Today in the Church we celebrate the feast of the apostle Matthias. The Gospel places us in the context of the Last Supper. Jesus continues teaching about the meaning of true love, which time and again He relates to life and joy. He invites us to remain in his love. And doing so means remaining in his words: actively listening to them and making them the foundation of our own life. We remain united to Christ through faith and love. And our own love is a response to the Love we have received.

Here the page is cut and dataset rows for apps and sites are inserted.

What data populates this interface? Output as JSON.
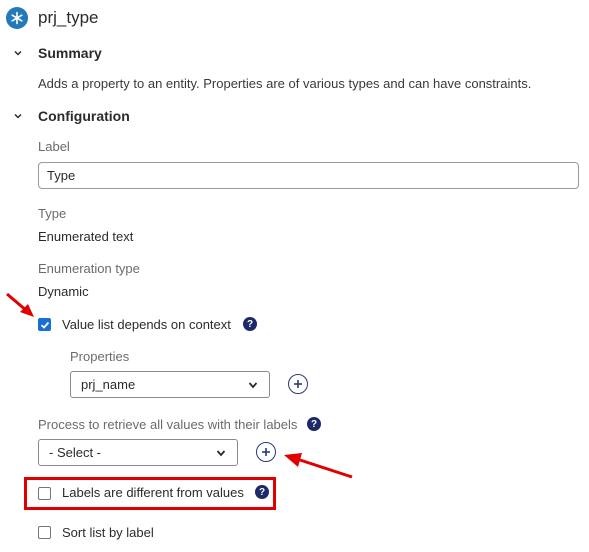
{
  "header": {
    "title": "prj_type",
    "icon": "asterisk-icon"
  },
  "summary": {
    "title": "Summary",
    "description": "Adds a property to an entity. Properties are of various types and can have constraints."
  },
  "configuration": {
    "title": "Configuration",
    "label_field": {
      "label": "Label",
      "value": "Type"
    },
    "type": {
      "label": "Type",
      "value": "Enumerated text"
    },
    "enumeration_type": {
      "label": "Enumeration type",
      "value": "Dynamic"
    },
    "value_list_context": {
      "label": "Value list depends on context",
      "checked": true
    },
    "properties": {
      "label": "Properties",
      "selected": "prj_name"
    },
    "process": {
      "label": "Process to retrieve all values with their labels",
      "selected": "- Select -"
    },
    "labels_different": {
      "label": "Labels are different from values",
      "checked": false
    },
    "sort_list": {
      "label": "Sort list by label",
      "checked": false
    }
  },
  "colors": {
    "accent": "#1a6fd6",
    "annotation": "#e00000",
    "help": "#1e2a68"
  }
}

Jesus’ words in today’s Gospel tell us that the Father’s commandments are not something foreign to us, something that comes from outside, but rather they are, as it were, our “spiritual DNA.” The commandments tell who we are, what we are made for, what we need to aspire to. At the heart of this spiritual DNA is the commandment to love one another, but with a love whose measure we can only grasp by looking at Christ’s love for us.

God is the one who first chooses us, and grants us a vocation. As he did with Saint Matthias. In the passage from the Acts of the Apostles that the Church presents to us in the first reading of the Mass, the disciples pray for guidance to determine the call of a new apostle. After praying, they cast lots and the lot fell on Matthias, who was added to the eleven apostles. According to Tradition, “Matthias, who completed the number of the twelve apostles, went to Ethiopia where, after leading many people to Christ, with a courageous spirit he received the crown of martyrdom" (cf. Clement of Alexandria, Stromata).

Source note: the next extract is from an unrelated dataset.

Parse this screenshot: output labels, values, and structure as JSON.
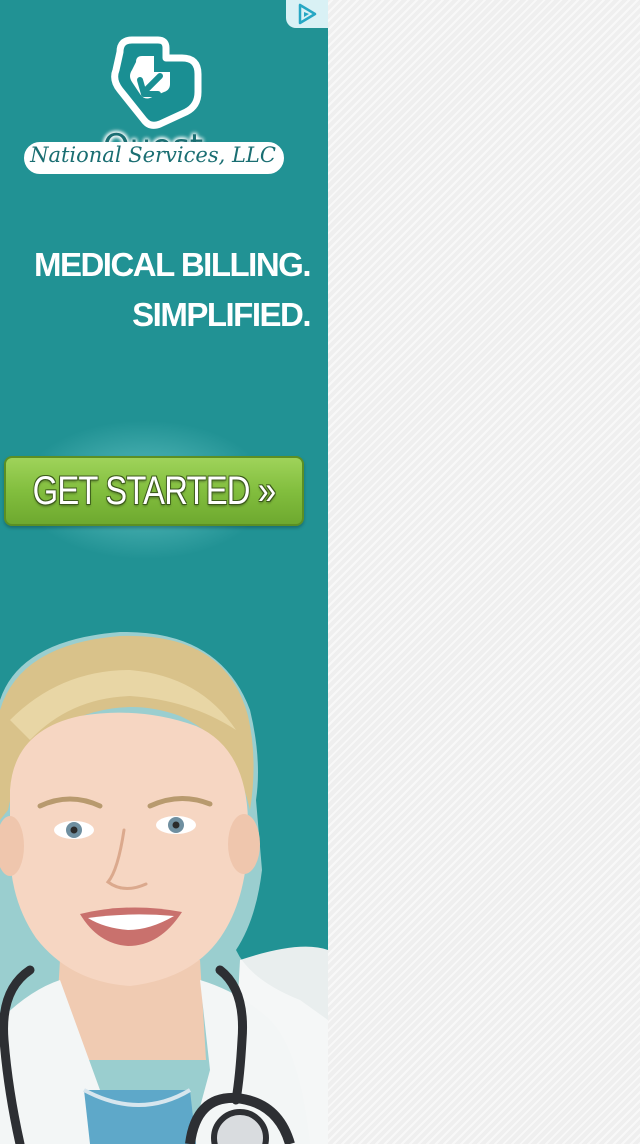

Like the apostle Matthias, you and I too are called by God to proclaim the Good News. Each of us, in our specific circumstances, but all with the same radical call. We too are lucky, for God has fixed his eyes on us. A vocation, every vocation, is a mystery, and its discovery is a gift of the Spirit. Benedict XVI said: “The secret of a vocation is in one’s relationship with God, in prayer that grows amid interior silence, in the ability to hear the God who is always near us. And this is true both before the choice, that is, at the moment of deciding and setting out on the path, and afterwards, in order to persevere and be faithful on the path.”[1] Let us ask God for light to see our vocation and strength to bring the message of love for one another to every corner of the world, as did Saint Matthias.

[1] Benedict, Encounter with Young People in Sulmona, 4 July 2010.

Juan Luis Caballero